Remembering Saint Benedict
ROME, JUNE 11, 2012 (Zenit.org).- Nearly half a century has passed since the father of western monasticism, Saint Benedict, was declared patron protector of Europe.
Throughout the Dark Ages of Europe following the fall of Rome, Scripture, patristic writings, classical literature, and scientific works that otherwise might have been forgotten or destroyed were kept safe behind monastery walls, where they were meticulously studied and preserved. The monastic tradition of the West was based upon the Benedictine Rule, a work which outlines precepts for living in community under the guidance of an abbot. For 1,500 years, Benedictines and other religious communities throughout the world have based their monastic structure upon this rule.
Benedict was born the son of a Roman noble in the town of Nursia in 480 AD, and spent much of his youth in the city of Rome. He would eventually leave Rome to live the life of a hermit in the mountains of Subiaco, a small town in the province of Rome. After receiving the call to live in community in a monastic setting, Saint Benedict left Subiaco and set off for the southern town of Monte Cassino, where he would remain, with his sister Saint Scholastica, until his death in 543.

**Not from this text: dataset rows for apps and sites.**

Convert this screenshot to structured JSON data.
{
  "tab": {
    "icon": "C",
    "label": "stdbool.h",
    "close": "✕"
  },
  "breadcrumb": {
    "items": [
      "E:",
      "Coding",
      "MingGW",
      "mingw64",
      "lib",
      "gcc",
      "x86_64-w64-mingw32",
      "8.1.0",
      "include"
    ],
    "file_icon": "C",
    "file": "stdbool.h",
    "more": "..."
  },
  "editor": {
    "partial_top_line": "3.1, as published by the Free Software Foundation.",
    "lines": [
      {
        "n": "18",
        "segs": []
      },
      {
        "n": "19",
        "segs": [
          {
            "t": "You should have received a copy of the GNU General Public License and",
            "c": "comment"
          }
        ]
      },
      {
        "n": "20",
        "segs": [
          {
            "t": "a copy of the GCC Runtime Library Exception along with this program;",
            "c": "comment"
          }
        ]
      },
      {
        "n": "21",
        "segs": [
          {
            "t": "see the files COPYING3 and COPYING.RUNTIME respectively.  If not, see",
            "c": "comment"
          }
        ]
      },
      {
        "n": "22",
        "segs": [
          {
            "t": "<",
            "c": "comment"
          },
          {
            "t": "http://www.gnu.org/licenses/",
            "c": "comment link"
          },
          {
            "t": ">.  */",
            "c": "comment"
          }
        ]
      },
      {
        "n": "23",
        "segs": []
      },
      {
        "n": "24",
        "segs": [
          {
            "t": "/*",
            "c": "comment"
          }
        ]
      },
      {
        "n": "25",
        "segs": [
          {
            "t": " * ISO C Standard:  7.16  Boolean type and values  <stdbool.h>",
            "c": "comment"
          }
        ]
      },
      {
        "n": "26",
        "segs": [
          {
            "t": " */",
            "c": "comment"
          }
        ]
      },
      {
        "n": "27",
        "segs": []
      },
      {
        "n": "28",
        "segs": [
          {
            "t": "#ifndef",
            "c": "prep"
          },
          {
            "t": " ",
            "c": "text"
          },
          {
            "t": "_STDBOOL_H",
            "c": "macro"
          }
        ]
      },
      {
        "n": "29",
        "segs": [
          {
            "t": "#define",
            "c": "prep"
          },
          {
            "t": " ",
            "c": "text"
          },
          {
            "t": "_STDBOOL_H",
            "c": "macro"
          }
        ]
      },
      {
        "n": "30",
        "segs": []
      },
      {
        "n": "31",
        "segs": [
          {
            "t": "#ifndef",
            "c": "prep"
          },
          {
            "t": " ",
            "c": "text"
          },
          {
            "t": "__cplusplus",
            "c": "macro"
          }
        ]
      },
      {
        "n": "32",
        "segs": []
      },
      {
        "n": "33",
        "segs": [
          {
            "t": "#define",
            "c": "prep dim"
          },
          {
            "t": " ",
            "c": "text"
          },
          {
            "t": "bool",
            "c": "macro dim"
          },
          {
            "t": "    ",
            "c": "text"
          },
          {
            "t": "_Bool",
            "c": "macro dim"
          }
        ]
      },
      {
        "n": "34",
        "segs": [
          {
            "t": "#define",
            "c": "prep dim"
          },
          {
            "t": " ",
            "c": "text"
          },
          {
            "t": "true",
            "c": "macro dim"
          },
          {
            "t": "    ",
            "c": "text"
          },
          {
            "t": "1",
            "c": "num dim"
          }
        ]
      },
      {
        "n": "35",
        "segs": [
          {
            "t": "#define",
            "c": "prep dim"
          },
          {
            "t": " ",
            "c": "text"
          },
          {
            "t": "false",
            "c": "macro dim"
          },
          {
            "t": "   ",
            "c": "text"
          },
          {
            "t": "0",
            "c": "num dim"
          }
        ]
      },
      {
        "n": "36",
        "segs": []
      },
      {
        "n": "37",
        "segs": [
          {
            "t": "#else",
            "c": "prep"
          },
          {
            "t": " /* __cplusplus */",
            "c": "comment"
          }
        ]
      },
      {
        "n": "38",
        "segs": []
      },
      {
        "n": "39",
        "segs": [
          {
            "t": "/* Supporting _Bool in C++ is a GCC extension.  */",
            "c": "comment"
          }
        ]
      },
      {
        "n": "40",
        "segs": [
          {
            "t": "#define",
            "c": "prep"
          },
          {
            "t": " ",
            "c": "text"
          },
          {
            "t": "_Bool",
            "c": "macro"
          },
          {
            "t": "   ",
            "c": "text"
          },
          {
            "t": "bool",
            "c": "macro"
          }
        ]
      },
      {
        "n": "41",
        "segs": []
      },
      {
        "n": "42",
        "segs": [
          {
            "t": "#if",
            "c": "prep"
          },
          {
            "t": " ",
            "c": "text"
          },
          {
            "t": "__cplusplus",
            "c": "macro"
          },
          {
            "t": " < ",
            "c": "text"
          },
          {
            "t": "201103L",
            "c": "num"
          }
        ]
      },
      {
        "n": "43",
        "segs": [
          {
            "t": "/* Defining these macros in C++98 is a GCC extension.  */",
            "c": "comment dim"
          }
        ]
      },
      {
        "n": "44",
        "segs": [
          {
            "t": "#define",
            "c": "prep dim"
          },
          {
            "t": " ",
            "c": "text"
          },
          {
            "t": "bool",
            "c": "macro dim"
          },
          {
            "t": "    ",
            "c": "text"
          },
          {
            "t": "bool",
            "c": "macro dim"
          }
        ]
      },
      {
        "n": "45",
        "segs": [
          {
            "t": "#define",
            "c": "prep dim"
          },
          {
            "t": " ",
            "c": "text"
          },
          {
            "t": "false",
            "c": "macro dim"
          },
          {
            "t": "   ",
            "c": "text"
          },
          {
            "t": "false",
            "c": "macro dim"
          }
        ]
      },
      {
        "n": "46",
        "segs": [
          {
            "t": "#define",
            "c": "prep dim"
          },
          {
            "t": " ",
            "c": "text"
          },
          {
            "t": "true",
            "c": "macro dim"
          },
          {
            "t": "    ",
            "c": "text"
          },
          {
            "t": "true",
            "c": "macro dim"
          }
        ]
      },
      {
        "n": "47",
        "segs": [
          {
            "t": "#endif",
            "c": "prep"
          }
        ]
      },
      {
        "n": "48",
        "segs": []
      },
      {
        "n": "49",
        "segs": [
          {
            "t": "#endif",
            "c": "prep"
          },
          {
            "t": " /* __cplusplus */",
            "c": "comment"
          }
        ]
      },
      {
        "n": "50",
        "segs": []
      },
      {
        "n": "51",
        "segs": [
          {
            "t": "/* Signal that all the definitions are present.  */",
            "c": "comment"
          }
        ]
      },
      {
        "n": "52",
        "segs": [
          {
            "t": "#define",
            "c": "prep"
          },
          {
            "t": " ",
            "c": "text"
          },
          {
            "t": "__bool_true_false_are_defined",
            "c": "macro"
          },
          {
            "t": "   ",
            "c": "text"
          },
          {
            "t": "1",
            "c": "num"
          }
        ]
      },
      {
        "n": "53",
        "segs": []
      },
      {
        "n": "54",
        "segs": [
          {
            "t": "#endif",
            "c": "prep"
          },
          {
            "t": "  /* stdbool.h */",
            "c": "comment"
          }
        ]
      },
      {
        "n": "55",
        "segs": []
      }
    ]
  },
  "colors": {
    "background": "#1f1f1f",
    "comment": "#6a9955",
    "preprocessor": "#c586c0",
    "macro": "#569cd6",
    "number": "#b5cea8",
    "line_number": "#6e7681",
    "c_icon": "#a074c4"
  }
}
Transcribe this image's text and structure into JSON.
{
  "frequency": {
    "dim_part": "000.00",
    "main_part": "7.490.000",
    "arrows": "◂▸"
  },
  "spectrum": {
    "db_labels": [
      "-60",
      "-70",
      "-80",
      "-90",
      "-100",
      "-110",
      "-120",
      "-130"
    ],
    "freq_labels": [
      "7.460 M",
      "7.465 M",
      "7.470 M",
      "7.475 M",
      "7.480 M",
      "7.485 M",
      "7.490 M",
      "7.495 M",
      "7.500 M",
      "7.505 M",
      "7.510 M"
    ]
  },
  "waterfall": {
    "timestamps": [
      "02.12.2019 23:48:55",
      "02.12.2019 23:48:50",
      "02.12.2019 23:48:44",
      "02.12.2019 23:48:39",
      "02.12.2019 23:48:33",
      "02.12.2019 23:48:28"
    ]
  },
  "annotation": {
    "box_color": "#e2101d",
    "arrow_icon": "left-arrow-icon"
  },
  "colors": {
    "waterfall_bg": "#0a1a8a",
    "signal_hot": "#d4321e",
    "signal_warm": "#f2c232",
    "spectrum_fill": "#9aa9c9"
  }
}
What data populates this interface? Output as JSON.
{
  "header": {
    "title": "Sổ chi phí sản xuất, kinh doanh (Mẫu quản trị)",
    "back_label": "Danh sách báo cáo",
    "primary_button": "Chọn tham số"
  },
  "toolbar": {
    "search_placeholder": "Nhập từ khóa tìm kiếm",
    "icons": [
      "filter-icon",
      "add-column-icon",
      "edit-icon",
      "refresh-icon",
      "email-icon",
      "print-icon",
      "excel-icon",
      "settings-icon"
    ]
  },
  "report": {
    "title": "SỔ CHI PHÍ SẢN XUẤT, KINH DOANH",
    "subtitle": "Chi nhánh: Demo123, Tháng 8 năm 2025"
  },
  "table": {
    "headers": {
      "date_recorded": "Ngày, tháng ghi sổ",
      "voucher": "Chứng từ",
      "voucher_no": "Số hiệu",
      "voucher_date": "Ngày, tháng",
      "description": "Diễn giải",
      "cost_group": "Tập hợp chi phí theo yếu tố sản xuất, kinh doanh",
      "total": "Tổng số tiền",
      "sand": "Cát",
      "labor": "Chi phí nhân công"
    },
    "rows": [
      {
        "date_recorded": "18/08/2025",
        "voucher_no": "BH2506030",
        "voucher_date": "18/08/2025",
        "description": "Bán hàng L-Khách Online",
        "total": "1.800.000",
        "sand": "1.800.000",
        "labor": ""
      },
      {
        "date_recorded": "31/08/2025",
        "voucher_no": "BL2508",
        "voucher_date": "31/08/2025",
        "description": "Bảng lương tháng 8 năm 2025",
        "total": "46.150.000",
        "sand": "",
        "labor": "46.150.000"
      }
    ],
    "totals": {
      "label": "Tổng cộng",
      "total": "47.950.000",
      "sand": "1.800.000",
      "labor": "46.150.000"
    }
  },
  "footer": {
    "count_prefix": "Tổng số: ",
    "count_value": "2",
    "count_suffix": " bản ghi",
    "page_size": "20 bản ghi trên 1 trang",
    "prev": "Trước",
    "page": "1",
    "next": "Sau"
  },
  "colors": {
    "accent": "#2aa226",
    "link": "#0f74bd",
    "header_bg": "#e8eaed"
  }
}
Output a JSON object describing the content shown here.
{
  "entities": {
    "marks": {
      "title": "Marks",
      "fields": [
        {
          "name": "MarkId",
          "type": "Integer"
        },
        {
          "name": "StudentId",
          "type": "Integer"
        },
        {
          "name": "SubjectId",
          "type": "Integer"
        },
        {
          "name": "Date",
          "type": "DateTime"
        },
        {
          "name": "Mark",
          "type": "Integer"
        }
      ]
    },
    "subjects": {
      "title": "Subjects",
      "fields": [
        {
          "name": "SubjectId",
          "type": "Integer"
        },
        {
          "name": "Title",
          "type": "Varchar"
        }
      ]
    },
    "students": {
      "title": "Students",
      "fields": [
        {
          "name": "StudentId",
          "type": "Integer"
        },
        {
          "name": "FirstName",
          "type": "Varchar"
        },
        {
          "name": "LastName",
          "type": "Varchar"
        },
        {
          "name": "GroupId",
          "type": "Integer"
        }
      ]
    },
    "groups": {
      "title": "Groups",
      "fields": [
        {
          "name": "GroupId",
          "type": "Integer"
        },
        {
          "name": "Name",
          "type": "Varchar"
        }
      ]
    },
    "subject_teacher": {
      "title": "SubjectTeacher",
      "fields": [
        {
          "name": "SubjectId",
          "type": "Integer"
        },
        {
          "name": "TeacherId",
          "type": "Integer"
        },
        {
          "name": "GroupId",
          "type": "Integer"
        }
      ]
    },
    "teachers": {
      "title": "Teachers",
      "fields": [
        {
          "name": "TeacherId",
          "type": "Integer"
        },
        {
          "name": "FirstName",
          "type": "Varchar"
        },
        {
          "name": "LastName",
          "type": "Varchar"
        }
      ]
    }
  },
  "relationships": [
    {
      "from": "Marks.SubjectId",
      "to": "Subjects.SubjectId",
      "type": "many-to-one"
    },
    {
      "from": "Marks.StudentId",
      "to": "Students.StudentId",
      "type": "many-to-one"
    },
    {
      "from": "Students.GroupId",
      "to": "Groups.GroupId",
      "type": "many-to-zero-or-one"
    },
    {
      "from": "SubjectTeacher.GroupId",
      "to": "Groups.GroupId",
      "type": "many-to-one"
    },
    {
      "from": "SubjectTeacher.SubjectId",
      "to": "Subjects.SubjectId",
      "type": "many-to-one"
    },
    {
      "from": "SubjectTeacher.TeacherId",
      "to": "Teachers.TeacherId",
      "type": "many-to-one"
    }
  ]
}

In 1964, Paul VI, in his apostolic letter Pacis Nuntius, made the proclamation declaring Saint Benedict the patron protector of Europe. “Messenger of peace,” the late Pontiff said describing the saint, “molder of union, magister of civilization, and above all herald of the religion of Christ and founder of monastic life in the West: these are the proper titles of exaltation given to St. Benedict, Abbot.”
“It was principally he and his sons, who with the cross, the book and the plow, carried Christian progress to scattered peoples from the Mediterranean to Scandinavia, from Ireland to the plains of Poland (Cf. AAS 39 (1947), p. 453). With the cross,” he continued, “that is, with the law of Christ, he lent consistency and growth to the ordering of public and private life.”
Following the collapse of the Roman Empire, Western culture was kept safe within the confines of monasteries. “With the book, then, i.e. with culture, the same St. Benedict, — from whom so many monasteries derive their name and vigor — with providential care, saved the classical tradition of the ancients at a time when the humanistic patrimony was being lost, by transmitting it intact to its descendants, and by restoring the cult of knowledge.”
The value which European society places upon its Benedictine roots was seen in recent decades when, after Monte Cassino was destroyed in WWII, it was completely restored. “This we do most willingly, repeating the actions of several of Our Predecessors, who personally took steps throughout the centuries towards the dedication of this center of monastic spirituality, which was made famous by the sepulcher of St. Benedict.”
“May so remarkable a saint,” Pope Paul VI continued, “receive our vow and, as he once dispelled the darkness by the light of Christian civilization and radiated the gift of peace, may he now preside over all of European life and by his intercession develop and increase it all the more.”